Former player alleges vulgar hazing in federal lawsuit vs. Penn State, Franklin

Former Nittany Lion Isaiah Humphries has filed a lawsuit against Penn State University, head coach James Franklin and former teammate Damion Barber, per ESPN.

Humphries, who attended Penn State in 2018 before transferring to Cal, alleges hazing from Barber, linebacker Micah Parsons, defensive lineman Yetur Gross-Matos and linebacker Jesse Luketa. Per the report, those participants claimed they intended to make lower classmen such as Humphries "their b***h because this is a prison."

From there, the report only gets worse.

The participants allegedly referenced former Penn State defensive coordinator Jerry Sandusky in their hazing efforts by claiming they were "going to Sandusky" the victims by wrestling them to the ground, restraining them and simulating a humping motion. The alleged hazing becomes more graphic from there, including upperclassmen holding younger players down while another "placed his genitals on the face of the underclassmen and even instances of the participants placing their genitals on the buttocks of the alleged victims, stroking their genitalia."

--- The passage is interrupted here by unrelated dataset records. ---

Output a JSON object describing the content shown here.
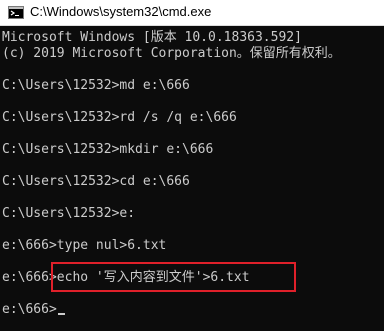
{
  "window": {
    "title": "C:\\Windows\\system32\\cmd.exe"
  },
  "console": {
    "lines": [
      "Microsoft Windows [版本 10.0.18363.592]",
      "(c) 2019 Microsoft Corporation。保留所有权利。",
      "",
      "C:\\Users\\12532>md e:\\666",
      "",
      "C:\\Users\\12532>rd /s /q e:\\666",
      "",
      "C:\\Users\\12532>mkdir e:\\666",
      "",
      "C:\\Users\\12532>cd e:\\666",
      "",
      "C:\\Users\\12532>e:",
      "",
      "e:\\666>type nul>6.txt",
      "",
      "e:\\666>echo '写入内容到文件'>6.txt",
      "",
      "e:\\666>"
    ]
  },
  "colors": {
    "console_background": "#0c0c0c",
    "console_text": "#cccccc",
    "titlebar_background": "#ffffff",
    "highlight_border": "#e0202a"
  },
  "icons": {
    "app": "cmd-console-icon"
  }
}
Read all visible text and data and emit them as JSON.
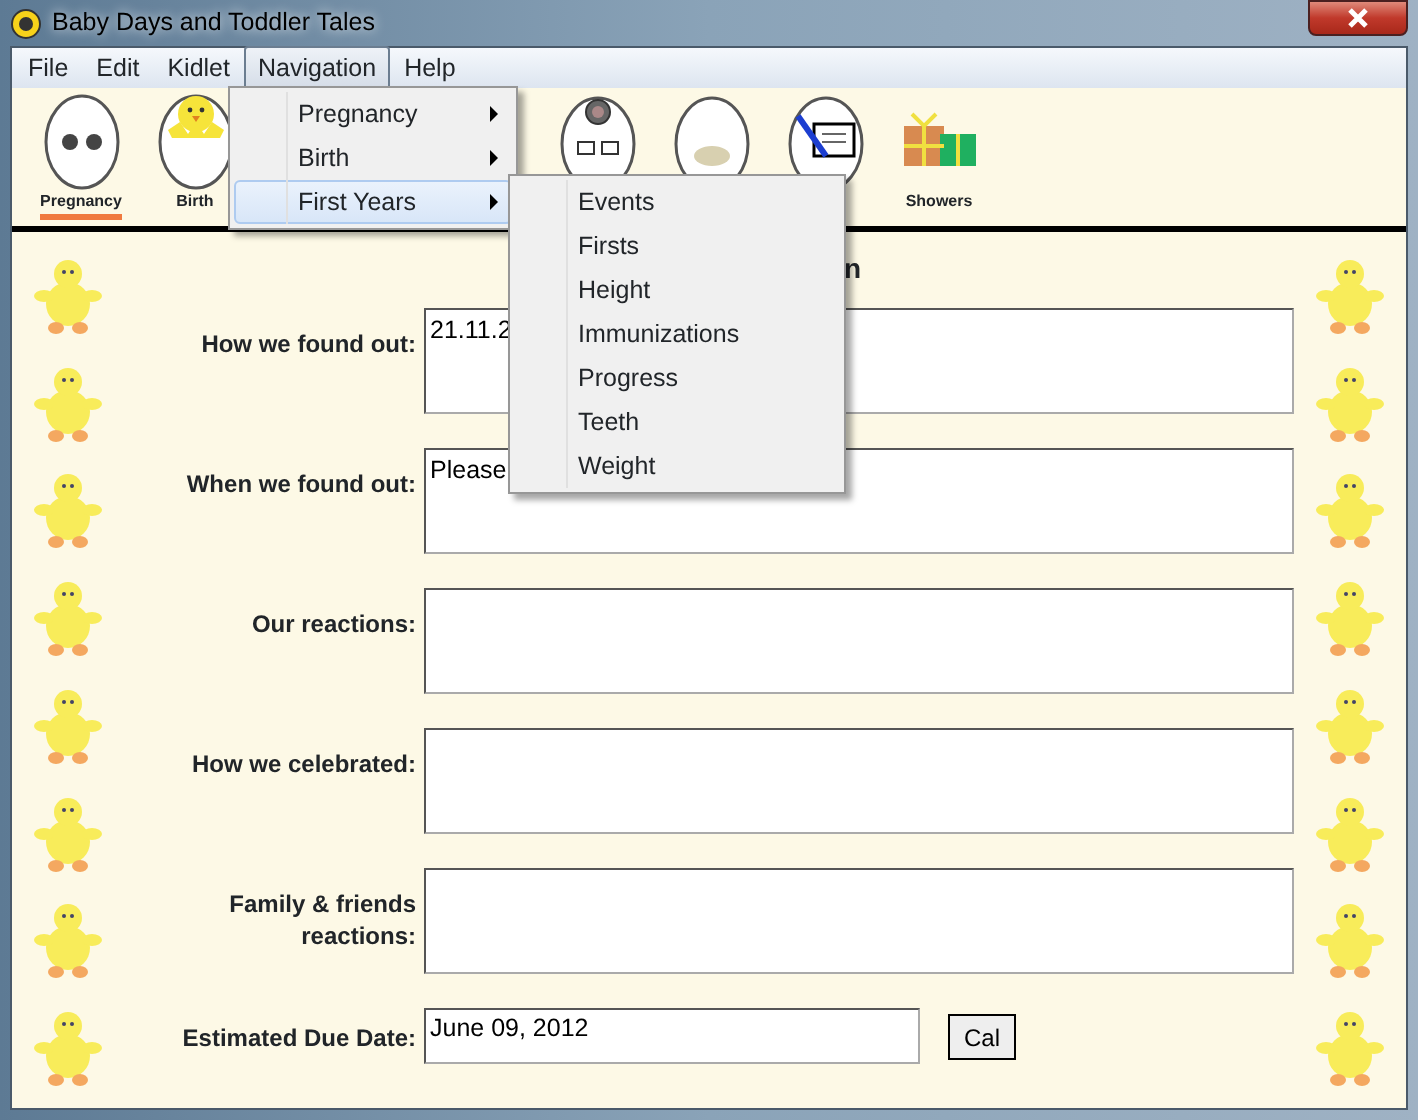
{
  "window": {
    "title": "Baby Days and Toddler Tales"
  },
  "menubar": [
    {
      "label": "File",
      "selected": false
    },
    {
      "label": "Edit",
      "selected": false
    },
    {
      "label": "Kidlet",
      "selected": false
    },
    {
      "label": "Navigation",
      "selected": true
    },
    {
      "label": "Help",
      "selected": false
    }
  ],
  "toolbar": [
    {
      "kind": "egg-eyes",
      "label": "Pregnancy",
      "selected": true
    },
    {
      "kind": "egg-chick",
      "label": "Birth",
      "selected": false
    },
    {
      "kind": "spacer"
    },
    {
      "kind": "egg-doctor"
    },
    {
      "kind": "egg-plain"
    },
    {
      "kind": "paper"
    },
    {
      "kind": "gift",
      "label": "Showers",
      "selected": false
    }
  ],
  "navigation_menu": [
    {
      "label": "Pregnancy",
      "has_submenu": true,
      "selected": false
    },
    {
      "label": "Birth",
      "has_submenu": true,
      "selected": false
    },
    {
      "label": "First Years",
      "has_submenu": true,
      "selected": true
    }
  ],
  "submenu": [
    {
      "label": "Events"
    },
    {
      "label": "Firsts"
    },
    {
      "label": "Height"
    },
    {
      "label": "Immunizations"
    },
    {
      "label": "Progress"
    },
    {
      "label": "Teeth"
    },
    {
      "label": "Weight"
    }
  ],
  "form": {
    "heading": "n",
    "fields": [
      {
        "label": "How we found out:",
        "value": "21.11.2",
        "kind": "area"
      },
      {
        "label": "When we found out:",
        "value": "Please",
        "kind": "area"
      },
      {
        "label": "Our reactions:",
        "kind": "area"
      },
      {
        "label": "How we celebrated:",
        "kind": "area"
      },
      {
        "label": "Family & friends reactions:",
        "kind": "area"
      },
      {
        "label": "Estimated Due Date:",
        "value": "June 09, 2012",
        "kind": "date",
        "button": "Cal"
      }
    ]
  }
}
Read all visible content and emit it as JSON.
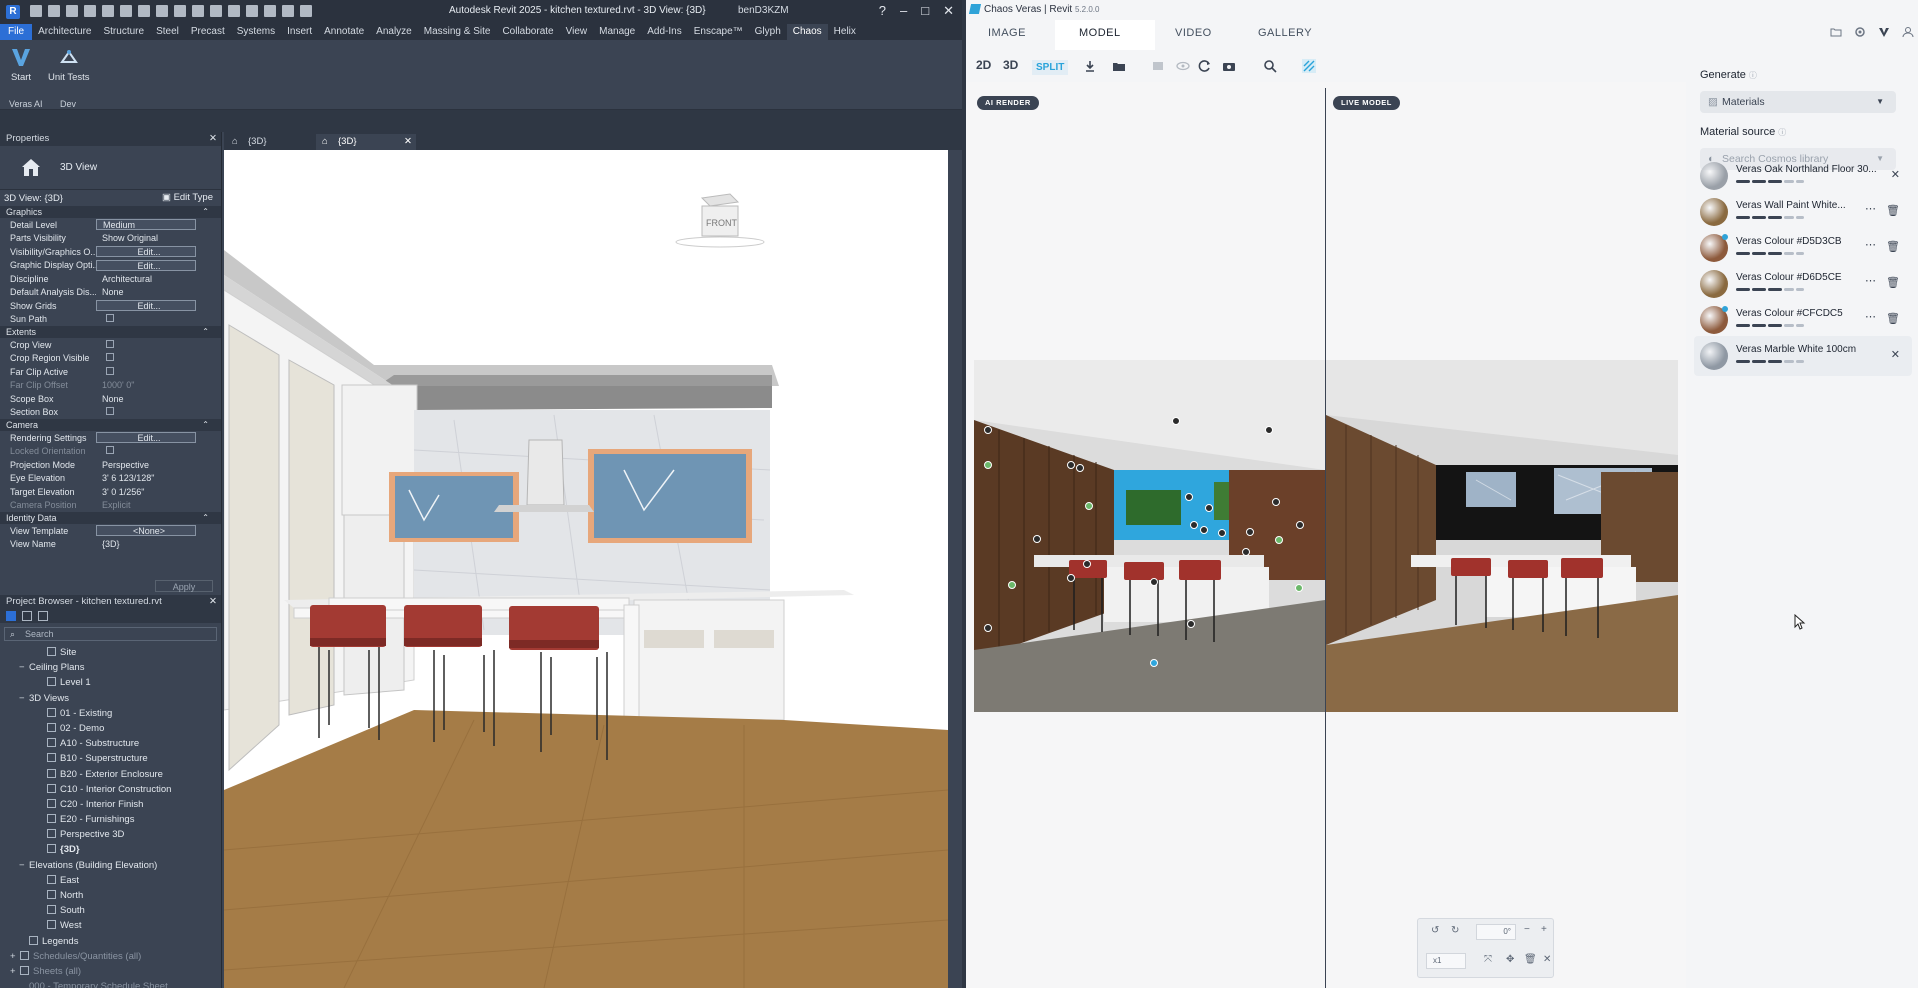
{
  "revit": {
    "window_title": "Autodesk Revit 2025 - kitchen textured.rvt - 3D View: {3D}",
    "user": "benD3KZM",
    "app_badge": "R",
    "menu": [
      "File",
      "Architecture",
      "Structure",
      "Steel",
      "Precast",
      "Systems",
      "Insert",
      "Annotate",
      "Analyze",
      "Massing & Site",
      "Collaborate",
      "View",
      "Manage",
      "Add-Ins",
      "Enscape™",
      "Glyph",
      "Chaos",
      "Helix"
    ],
    "active_menu": "Chaos",
    "ribbon": {
      "start_label": "Start",
      "unit_tests_label": "Unit Tests",
      "panel_veras": "Veras AI",
      "panel_dev": "Dev"
    },
    "properties": {
      "header": "Properties",
      "type_name": "3D View",
      "view_selector": "3D View: {3D}",
      "edit_type": "Edit Type",
      "sections": [
        {
          "title": "Graphics",
          "rows": [
            {
              "k": "Detail Level",
              "v": "Medium",
              "t": "box"
            },
            {
              "k": "Parts Visibility",
              "v": "Show Original",
              "t": "text"
            },
            {
              "k": "Visibility/Graphics O...",
              "v": "Edit...",
              "t": "btn"
            },
            {
              "k": "Graphic Display Opti...",
              "v": "Edit...",
              "t": "btn"
            },
            {
              "k": "Discipline",
              "v": "Architectural",
              "t": "text"
            },
            {
              "k": "Default Analysis Dis...",
              "v": "None",
              "t": "text"
            },
            {
              "k": "Show Grids",
              "v": "Edit...",
              "t": "btn"
            },
            {
              "k": "Sun Path",
              "v": "",
              "t": "chk"
            }
          ]
        },
        {
          "title": "Extents",
          "rows": [
            {
              "k": "Crop View",
              "v": "",
              "t": "chk"
            },
            {
              "k": "Crop Region Visible",
              "v": "",
              "t": "chk"
            },
            {
              "k": "Far Clip Active",
              "v": "",
              "t": "chk"
            },
            {
              "k": "Far Clip Offset",
              "v": "1000'  0\"",
              "t": "dim"
            },
            {
              "k": "Scope Box",
              "v": "None",
              "t": "text"
            },
            {
              "k": "Section Box",
              "v": "",
              "t": "chk"
            }
          ]
        },
        {
          "title": "Camera",
          "rows": [
            {
              "k": "Rendering Settings",
              "v": "Edit...",
              "t": "btn"
            },
            {
              "k": "Locked Orientation",
              "v": "",
              "t": "dimchk"
            },
            {
              "k": "Projection Mode",
              "v": "Perspective",
              "t": "text"
            },
            {
              "k": "Eye Elevation",
              "v": "3'  6 123/128\"",
              "t": "text"
            },
            {
              "k": "Target Elevation",
              "v": "3'  0 1/256\"",
              "t": "text"
            },
            {
              "k": "Camera Position",
              "v": "Explicit",
              "t": "dim"
            }
          ]
        },
        {
          "title": "Identity Data",
          "rows": [
            {
              "k": "View Template",
              "v": "<None>",
              "t": "btn"
            },
            {
              "k": "View Name",
              "v": "{3D}",
              "t": "text"
            }
          ]
        }
      ],
      "apply": "Apply"
    },
    "browser": {
      "header": "Project Browser - kitchen textured.rvt",
      "search_placeholder": "Search",
      "items": [
        {
          "label": "Site",
          "indent": 3,
          "icon": true,
          "toggle": ""
        },
        {
          "label": "Ceiling Plans",
          "indent": 1,
          "icon": false,
          "toggle": "−"
        },
        {
          "label": "Level 1",
          "indent": 3,
          "icon": true,
          "toggle": ""
        },
        {
          "label": "3D Views",
          "indent": 1,
          "icon": false,
          "toggle": "−"
        },
        {
          "label": "01 - Existing",
          "indent": 3,
          "icon": true,
          "toggle": ""
        },
        {
          "label": "02 - Demo",
          "indent": 3,
          "icon": true,
          "toggle": ""
        },
        {
          "label": "A10 - Substructure",
          "indent": 3,
          "icon": true,
          "toggle": ""
        },
        {
          "label": "B10 - Superstructure",
          "indent": 3,
          "icon": true,
          "toggle": ""
        },
        {
          "label": "B20 - Exterior Enclosure",
          "indent": 3,
          "icon": true,
          "toggle": ""
        },
        {
          "label": "C10 - Interior Construction",
          "indent": 3,
          "icon": true,
          "toggle": ""
        },
        {
          "label": "C20 - Interior Finish",
          "indent": 3,
          "icon": true,
          "toggle": ""
        },
        {
          "label": "E20 - Furnishings",
          "indent": 3,
          "icon": true,
          "toggle": ""
        },
        {
          "label": "Perspective 3D",
          "indent": 3,
          "icon": true,
          "toggle": ""
        },
        {
          "label": "{3D}",
          "indent": 3,
          "icon": true,
          "toggle": "",
          "bold": true
        },
        {
          "label": "Elevations (Building Elevation)",
          "indent": 1,
          "icon": false,
          "toggle": "−"
        },
        {
          "label": "East",
          "indent": 3,
          "icon": true,
          "toggle": ""
        },
        {
          "label": "North",
          "indent": 3,
          "icon": true,
          "toggle": ""
        },
        {
          "label": "South",
          "indent": 3,
          "icon": true,
          "toggle": ""
        },
        {
          "label": "West",
          "indent": 3,
          "icon": true,
          "toggle": ""
        },
        {
          "label": "Legends",
          "indent": 1,
          "icon": true,
          "toggle": ""
        },
        {
          "label": "Schedules/Quantities (all)",
          "indent": 0,
          "icon": true,
          "toggle": "+",
          "dim": true
        },
        {
          "label": "Sheets (all)",
          "indent": 0,
          "icon": true,
          "toggle": "+",
          "dim": true
        },
        {
          "label": "000 - Temporary Schedule Sheet",
          "indent": 1,
          "icon": false,
          "toggle": "",
          "dim": true
        }
      ]
    },
    "view_tabs": [
      "{3D}",
      "{3D}"
    ],
    "viewcube_label": "FRONT"
  },
  "veras": {
    "window_title": "Chaos Veras | Revit",
    "version": "5.2.0.0",
    "tabs": [
      "IMAGE",
      "MODEL",
      "VIDEO",
      "GALLERY"
    ],
    "active_tab": "MODEL",
    "toolbar": {
      "btn_2d": "2D",
      "btn_3d": "3D",
      "btn_split": "SPLIT"
    },
    "badge_ai": "AI RENDER",
    "badge_live": "LIVE MODEL",
    "controls": {
      "angle": "0°",
      "scale": "x1"
    },
    "side": {
      "generate_label": "Generate",
      "generate_value": "Materials",
      "source_label": "Material source",
      "source_placeholder": "Search Cosmos library",
      "materials": [
        {
          "name": "Veras Oak Northland Floor 30...",
          "color": "#9aa0a8",
          "action": "✕",
          "selected": false
        },
        {
          "name": "Veras Wall Paint White...",
          "color": "#8a6a40",
          "action": "🗑",
          "selected": false
        },
        {
          "name": "Veras Colour #D5D3CB",
          "color": "#8d5a3c",
          "action": "🗑",
          "selected": false
        },
        {
          "name": "Veras Colour #D6D5CE",
          "color": "#8a6a40",
          "action": "🗑",
          "selected": false
        },
        {
          "name": "Veras Colour #CFCDC5",
          "color": "#8d5a3c",
          "action": "🗑",
          "selected": false
        },
        {
          "name": "Veras Marble White 100cm",
          "color": "#8f98a3",
          "action": "✕",
          "selected": true
        }
      ]
    }
  }
}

Philadelphia attorney Steven Marino will represent Humphries in the case.

"This is a family with a football pedigree," Marino said, referencing Isaiah's father, Leonard Humphries, who played at Penn State before being drafted by the Bills in the 1992 NFL Draft. "The father knows the coaches and told them what was happening to his son as it was reported to him by his son. No affirmative action was taken to protect this student athlete at that time."

In April 2019, the team went under investigation when a football player claimed he was "harassed, hazed and assaulted" by his teammates. While various players and team members were interviewed, nothing concrete was found as a result of the initial investigation and no criminal charges were filed.

"[The] investigation was triggered by an anonymous tip and the source of that tip was not my client," Marino said, inferring that the incident extends beyond Humphries.

In Humphries' new lawsuit, it is alleged that the Penn State coaching staff knew about the hazing, even observing it firsthand on multiple occasions, but did not act to stop it. Humphries also claims in the suit that his performance on the football field was "overly and unfairly scrutinized" because he reported the harassment.

"The University has established processes in place for responding to claims of potential misconduct," the University said in a statement after news of Humphries' suit broke. "In accordance with our processes, the Office of Sexual Misconduct Prevention and Response and the Office of Student Conduct carried out investigations of the plaintiff's claims independent from Intercollegiate Athletics. In addition, Penn State police investigated related allegations and forwarded the results of that investigation to the Office of the Centre County District Attorney (DA). The DA reviewed the case and decided that no charges would be pursued."

To continue reading, log into your account: